assign atan_table[21] = 'b00000000000000000000000101000101;
assign atan_table[22] = 'b00000000000000000000000010100010;
assign atan_table[23] = 'b00000000000000000000000001010001;
assign atan_table[24] = 'b00000000000000000000000000101000;
assign atan_table[25] = 'b00000000000000000000000000010100;
assign atan_table[26] = 'b00000000000000000000000000001010;
assign atan_table[27] = 'b00000000000000000000000000000101;
assign atan_table[28] = 'b00000000000000000000000000000010;
assign atan_table[29] = 'b00000000000000000000000000000001;
assign atan_table[30] = 'b00000000000000000000000000000000;

reg signed [width:0] x [0:width-1];
reg signed [width:0] y [0:width-1];
reg signed    [31:0] z [0:width-1];

// make sure rotation angle is in -pi/2 to pi/2 range

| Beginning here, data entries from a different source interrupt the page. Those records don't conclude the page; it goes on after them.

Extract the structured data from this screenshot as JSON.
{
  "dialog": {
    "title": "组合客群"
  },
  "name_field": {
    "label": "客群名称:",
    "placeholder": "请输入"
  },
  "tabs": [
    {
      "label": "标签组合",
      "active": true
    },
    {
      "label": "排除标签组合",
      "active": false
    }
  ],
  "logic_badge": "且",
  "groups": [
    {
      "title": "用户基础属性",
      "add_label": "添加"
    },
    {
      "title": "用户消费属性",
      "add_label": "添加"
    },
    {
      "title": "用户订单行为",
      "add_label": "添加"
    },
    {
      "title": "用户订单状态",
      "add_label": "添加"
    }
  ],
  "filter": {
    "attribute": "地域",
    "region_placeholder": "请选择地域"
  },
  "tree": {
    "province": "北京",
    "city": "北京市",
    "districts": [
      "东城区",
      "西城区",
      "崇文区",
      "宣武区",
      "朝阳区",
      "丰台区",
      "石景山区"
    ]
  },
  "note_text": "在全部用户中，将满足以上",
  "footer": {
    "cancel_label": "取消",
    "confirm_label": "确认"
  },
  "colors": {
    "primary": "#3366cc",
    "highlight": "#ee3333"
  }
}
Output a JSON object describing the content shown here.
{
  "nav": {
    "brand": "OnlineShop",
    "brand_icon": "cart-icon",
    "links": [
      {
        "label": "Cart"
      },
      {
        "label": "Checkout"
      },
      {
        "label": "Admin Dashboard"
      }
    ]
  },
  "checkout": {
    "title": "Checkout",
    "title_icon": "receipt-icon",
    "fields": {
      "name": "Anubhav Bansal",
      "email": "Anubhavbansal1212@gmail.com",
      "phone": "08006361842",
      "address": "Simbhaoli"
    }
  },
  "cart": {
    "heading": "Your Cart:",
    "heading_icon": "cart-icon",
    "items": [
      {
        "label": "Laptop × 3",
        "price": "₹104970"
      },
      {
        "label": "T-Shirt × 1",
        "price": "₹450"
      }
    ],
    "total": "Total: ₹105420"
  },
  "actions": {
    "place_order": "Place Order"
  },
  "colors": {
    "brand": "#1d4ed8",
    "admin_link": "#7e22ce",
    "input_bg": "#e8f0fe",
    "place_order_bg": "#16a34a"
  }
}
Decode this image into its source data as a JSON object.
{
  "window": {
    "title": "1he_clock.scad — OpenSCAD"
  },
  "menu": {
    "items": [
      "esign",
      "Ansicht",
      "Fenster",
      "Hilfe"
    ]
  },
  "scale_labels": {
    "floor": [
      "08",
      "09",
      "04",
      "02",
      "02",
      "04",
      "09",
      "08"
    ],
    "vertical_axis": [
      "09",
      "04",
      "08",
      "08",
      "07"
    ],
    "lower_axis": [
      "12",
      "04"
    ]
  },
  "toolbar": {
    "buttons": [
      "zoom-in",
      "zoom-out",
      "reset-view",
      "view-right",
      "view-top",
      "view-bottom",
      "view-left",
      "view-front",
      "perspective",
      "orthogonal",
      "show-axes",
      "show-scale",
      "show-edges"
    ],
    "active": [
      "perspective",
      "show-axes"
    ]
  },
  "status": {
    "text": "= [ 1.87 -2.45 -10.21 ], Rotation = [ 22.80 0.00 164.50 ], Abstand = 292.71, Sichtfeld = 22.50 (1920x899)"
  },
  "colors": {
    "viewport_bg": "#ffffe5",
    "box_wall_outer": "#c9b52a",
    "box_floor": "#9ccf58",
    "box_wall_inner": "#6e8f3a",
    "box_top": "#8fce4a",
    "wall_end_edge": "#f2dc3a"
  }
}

always @(posedge clock)
begin // make sure the rotation angle is in the -pi/2 to pi/2 range
2'b00,
2'b11: // no changes needed for these quadrants
begin
x[0] <= x_start;
y[0] <= y_start;
z[0] <= angle;
end

2'b01:
begin
x[0] <= -y_start;
y[0] <= x_start;
z[0] <= {2'b00,angle[29:0]}; // subtract pi/2 for angle in this quadrant
end

2'b10:
begin
x[0] <= y_start;
y[0] <= -x_start;
end
endcase
end

// run through iterations
genvar i;

generate
for (i=0; i < (width-1); i=i+1)
begin: xyz
wire z_sign;
wire signed [width:0] x_shr, y_shr;

assign x_shr = x[i] >>> i; // signed shift right
assign y_shr = y[i] >>> i;

//the sign of the current rotation angle
assign z_sign = z[i][31];

always @(posedge clock)
begin
x[i+1] <= z_sign ? x[i] + y_shr : x[i] - y_shr;
y[i+1] <= z_sign ? y[i] - x_shr : y[i] + x_shr;
z[i+1] <= z_sign ? z[i] + atan_table[i] : z[i] - atan_table[i];
end
end
endgenerate

// assign output
assign cosine = x[width-1];
assign sine = y[width-1];

endmodule

• There is a common optimization that is widely used in FPGA/ASIC implementations. If you can calculate a sine between 0 and 90 degrees, then all the other sine/cosine values can be obtained from symmetry. Alternatively, if you calculate both sine and cosine between 0 and 45 degrees, then all the other sine/cosine values can be obtained from symmetry. Jul 2 at 13:17
• An extra 3 COORDIC modules is 4x as expensive as one. Two extra bits to compute which quadrant is like 18/16 times as expensive as one. That's why a typical COORDIC implementation will do the full 360. After the first two bits, it's down to 90. Jul 2 at 19:24